╭─ MATERIAL PROVIDED

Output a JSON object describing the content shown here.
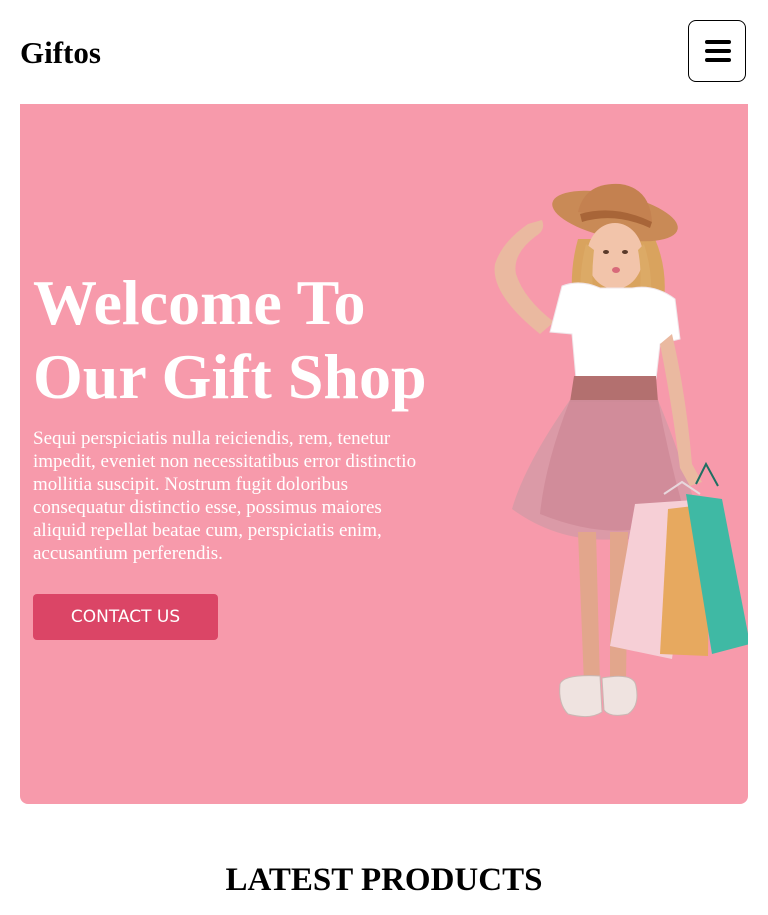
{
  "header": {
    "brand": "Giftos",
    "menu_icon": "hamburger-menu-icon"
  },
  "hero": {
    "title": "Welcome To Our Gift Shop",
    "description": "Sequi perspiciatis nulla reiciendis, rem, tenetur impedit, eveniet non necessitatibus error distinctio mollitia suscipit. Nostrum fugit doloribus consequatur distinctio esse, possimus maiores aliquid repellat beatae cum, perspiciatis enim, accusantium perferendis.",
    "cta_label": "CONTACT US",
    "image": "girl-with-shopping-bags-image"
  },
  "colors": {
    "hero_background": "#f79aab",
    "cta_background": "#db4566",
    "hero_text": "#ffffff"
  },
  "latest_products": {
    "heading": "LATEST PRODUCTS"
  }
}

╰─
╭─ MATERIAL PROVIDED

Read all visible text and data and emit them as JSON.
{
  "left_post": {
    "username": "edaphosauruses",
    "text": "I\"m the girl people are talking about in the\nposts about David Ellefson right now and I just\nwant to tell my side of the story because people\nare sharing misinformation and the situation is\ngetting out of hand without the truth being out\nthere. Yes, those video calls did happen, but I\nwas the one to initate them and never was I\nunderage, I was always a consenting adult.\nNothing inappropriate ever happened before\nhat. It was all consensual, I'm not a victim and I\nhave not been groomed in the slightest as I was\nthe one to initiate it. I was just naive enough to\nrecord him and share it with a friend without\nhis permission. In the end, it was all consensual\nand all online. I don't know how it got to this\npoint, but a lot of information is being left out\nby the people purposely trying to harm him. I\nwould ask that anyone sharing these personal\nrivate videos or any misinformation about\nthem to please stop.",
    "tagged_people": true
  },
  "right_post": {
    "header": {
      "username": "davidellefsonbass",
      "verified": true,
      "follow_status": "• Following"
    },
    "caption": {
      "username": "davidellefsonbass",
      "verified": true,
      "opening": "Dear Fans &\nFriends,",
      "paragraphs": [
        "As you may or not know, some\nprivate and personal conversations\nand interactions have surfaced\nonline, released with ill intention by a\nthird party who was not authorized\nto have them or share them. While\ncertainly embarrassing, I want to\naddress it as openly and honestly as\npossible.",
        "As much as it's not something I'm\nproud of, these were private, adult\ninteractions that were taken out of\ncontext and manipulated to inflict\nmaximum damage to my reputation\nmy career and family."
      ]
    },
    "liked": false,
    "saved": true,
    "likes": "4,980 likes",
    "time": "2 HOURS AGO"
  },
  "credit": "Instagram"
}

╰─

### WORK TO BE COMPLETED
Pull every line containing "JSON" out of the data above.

### EXERCISE ANSWER
Output a JSON object describing the content shown here.
Read all visible text and data and emit them as JSON.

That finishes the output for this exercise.